But a similar economic environment after the 2016 agreement between the IMF and Egypt was not enough for the government to enter into a second wave of improvements regarding budget transparency, despite mandates in the IMF agreement on the issue.
“The role of the International Monetary Fund is very poor in this regard,” says Hussein, in reference to the IMF’s undeployed ability, in accordance to the agreement, to impose more budget transparency.
According to Hussein, all improvements in transparency and access to information have been led by government bodies so far, because effective collective demand for more access to budgetary information is largely absent.
“Budget transparency remains something that happens when the government decides it wants to bestow the public more information for its own purposes, and is not the result of popular pressure on the government to do so,” she says.
This issue points to the significance of bottom-up participation when it comes to determining the needs of the budget, which can happen through local councils, according to the World Bank’s “best practice” guidlines.
“[In Egypt], our whole lives are managed from the top down. This means that [the budget] is often not representative of people’s aspirations, which can sometimes lead to misspending.”
But so far, there has not been much popular demand for a larger public role in the budget despite the importance of this type of participation in order to protect public interests.

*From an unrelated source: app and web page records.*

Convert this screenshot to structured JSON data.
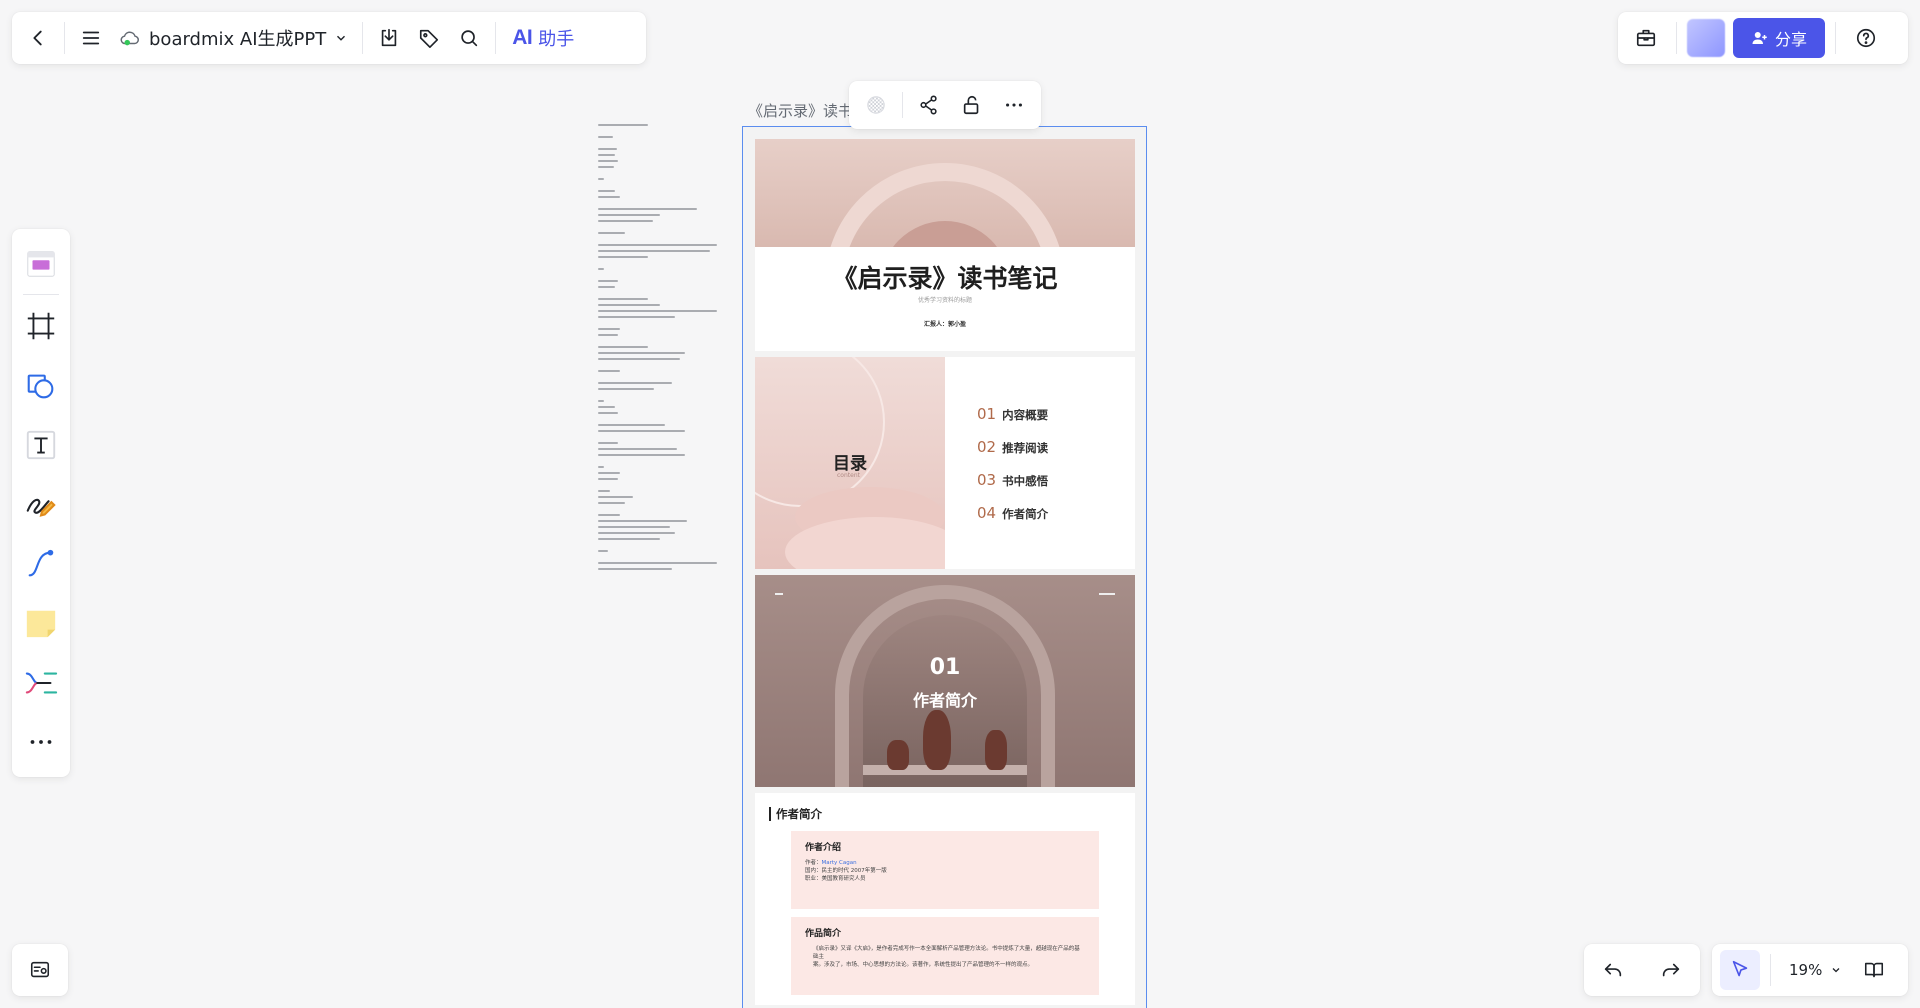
{
  "toolbar": {
    "doc_title": "boardmix AI生成PPT",
    "ai_label_prefix": "AI",
    "ai_label": "助手"
  },
  "header_right": {
    "share_label": "分享"
  },
  "canvas": {
    "frame_label": "《启示录》读书",
    "slides": {
      "cover": {
        "title": "《启示录》读书笔记",
        "subtitle": "优秀学习资料的标题",
        "reporter": "汇报人：郭小盈"
      },
      "toc": {
        "title": "目录",
        "subtitle": "content",
        "items": [
          {
            "num": "01",
            "text": "内容概要"
          },
          {
            "num": "02",
            "text": "推荐阅读"
          },
          {
            "num": "03",
            "text": "书中感悟"
          },
          {
            "num": "04",
            "text": "作者简介"
          }
        ]
      },
      "section": {
        "number": "01",
        "title": "作者简介"
      },
      "author": {
        "heading": "作者简介",
        "card_author_title": "作者介绍",
        "card_author_line1_label": "作者：",
        "card_author_line1_link": "Marty Cagan",
        "card_author_line2": "国内：民主的时代 2007年第一版",
        "card_author_line3": "职业：美国教育研究人员",
        "card_work_title": "作品简介",
        "card_work_line1": "《启示录》又译《大启》，是作者完成写作一本全面解析产品管理方法论。书中提炼了大量，超越现在产品的基础主",
        "card_work_line2": "案。涉及了，市场、中心思想的方法论。该著作，系统性提出了产品管理的不一样的观点。"
      }
    }
  },
  "bottom": {
    "zoom_level": "19%"
  },
  "colors": {
    "accent": "#4b55e8",
    "selection": "#5b8def",
    "toc_number": "#b06a4a"
  }
}
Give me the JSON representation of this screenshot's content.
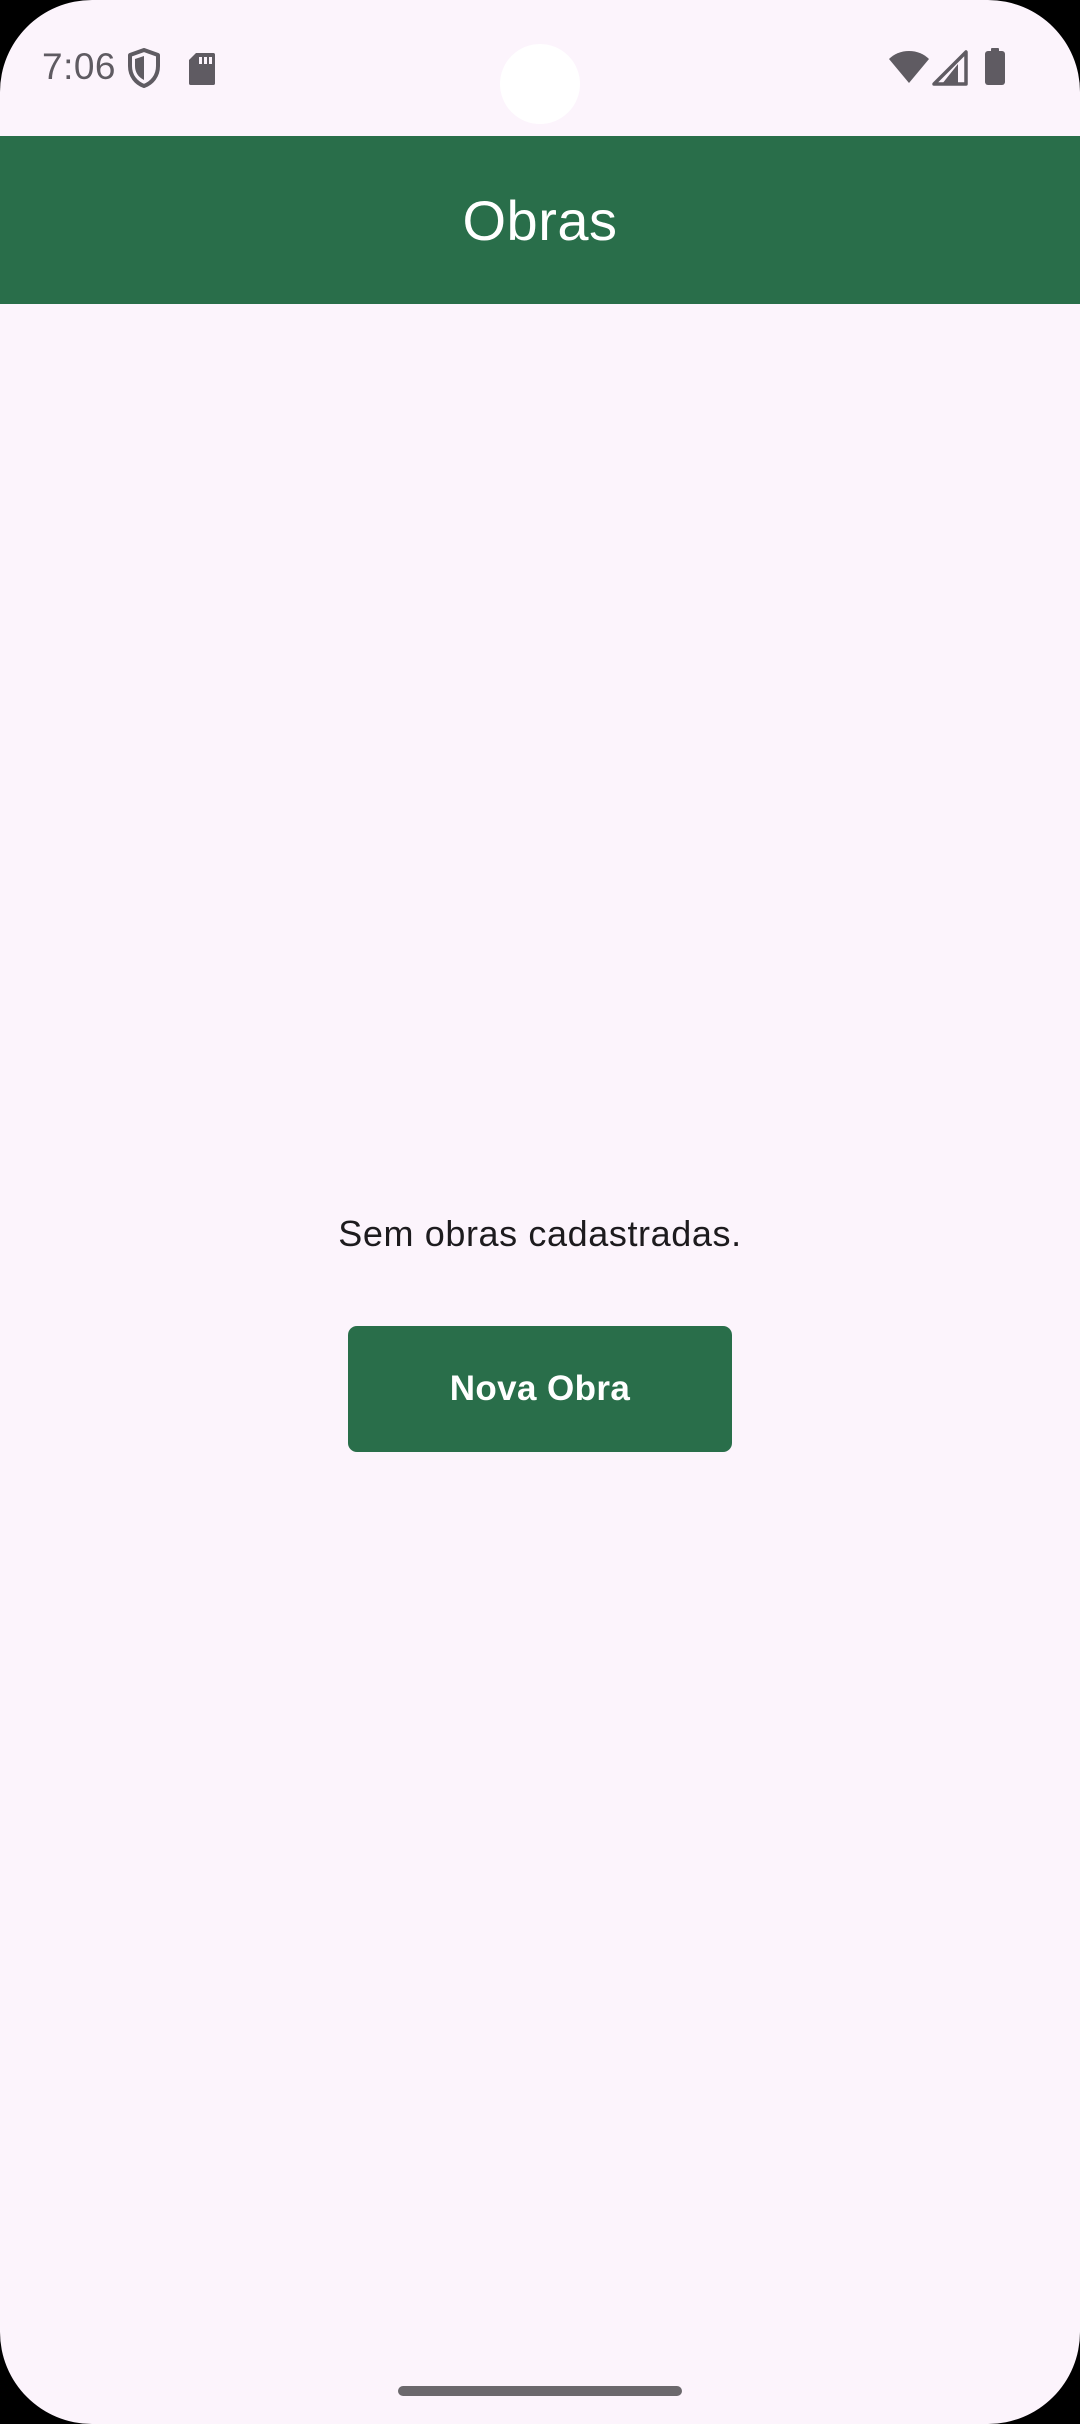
{
  "status_bar": {
    "time": "7:06",
    "left_icons": [
      "shield-icon",
      "sd-card-icon"
    ],
    "right_icons": [
      "wifi-icon",
      "cellular-signal-icon",
      "battery-icon"
    ]
  },
  "app_bar": {
    "title": "Obras"
  },
  "empty_state": {
    "message": "Sem obras cadastradas.",
    "button_label": "Nova Obra"
  },
  "colors": {
    "primary": "#296e4a",
    "background": "#fcf4fc",
    "on_primary": "#ffffff",
    "text": "#1d1b1e",
    "status_icons": "#5f5b62"
  }
}
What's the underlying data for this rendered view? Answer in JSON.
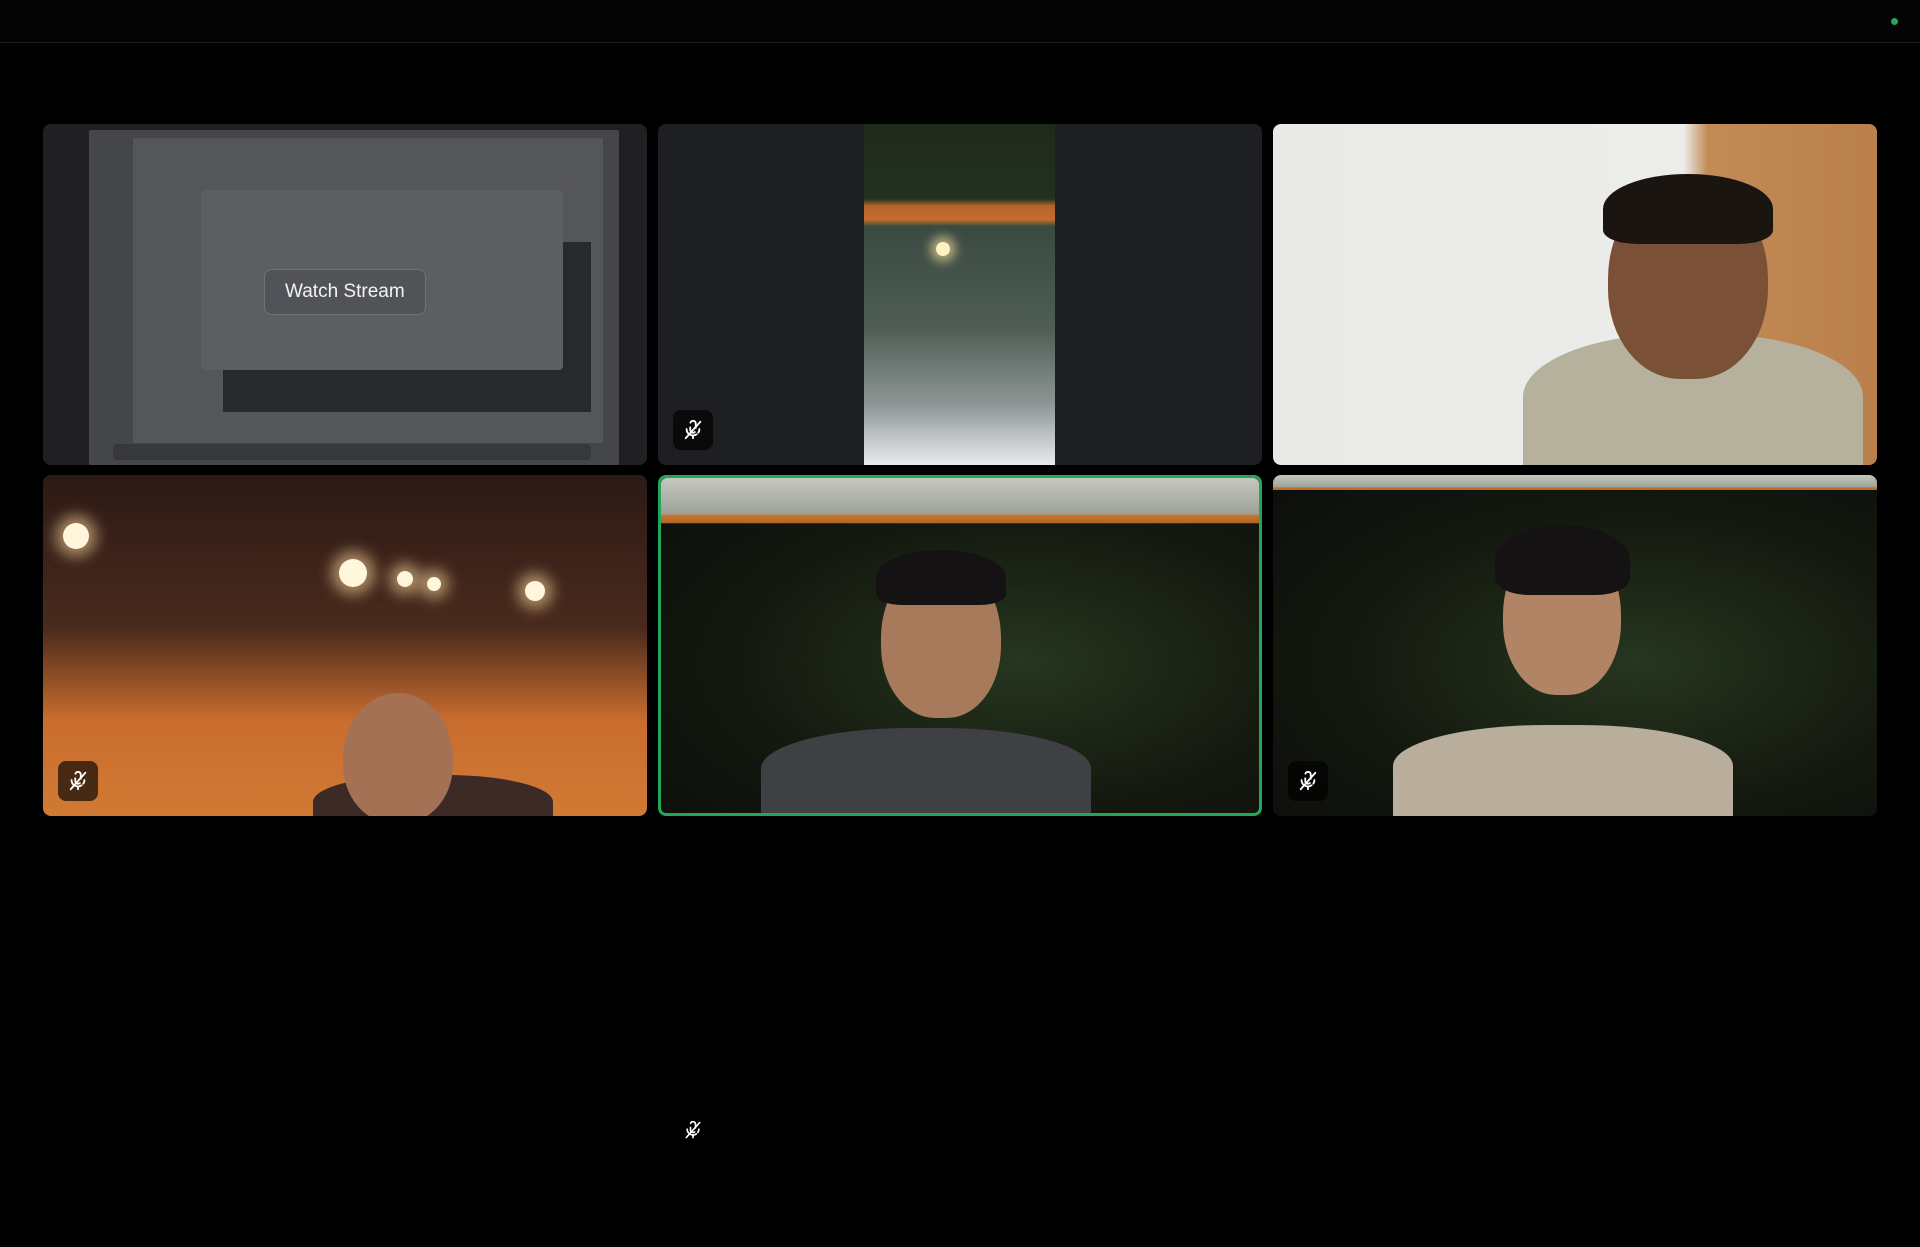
{
  "call": {
    "status_color": "#23a55a",
    "speaking_color": "#23a55a",
    "tiles": [
      {
        "kind": "screen-share",
        "action_label": "Watch Stream",
        "muted": false
      },
      {
        "kind": "camera-portrait",
        "muted": true,
        "mute_icon": "mic-muted-icon"
      },
      {
        "kind": "camera",
        "muted": false
      },
      {
        "kind": "camera",
        "muted": true,
        "mute_icon": "mic-muted-icon"
      },
      {
        "kind": "camera",
        "muted": false,
        "speaking": true
      },
      {
        "kind": "camera",
        "muted": true,
        "mute_icon": "mic-muted-icon"
      }
    ],
    "self_muted_icon": "mic-muted-icon"
  }
}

Hussein sees this as a consequence of the absence of the role of “civil society, in its wider meaning, which encompasses political parties, movements, citizen groups, households, etc.”
Hussein believes that the lack of participation on the part of civil society institutions stems from the absence of channels through which people can express their demands. “For example, the existence of elected local councils would result in more interest in the state budget.”
“The idea is that the more people are included in the budget process, the more impact this will have on the budget’s biases and priorities,” she says. “Hence, this could reduce the damage inflicted on lower-income segments of the population, without having a negative impact on growth.”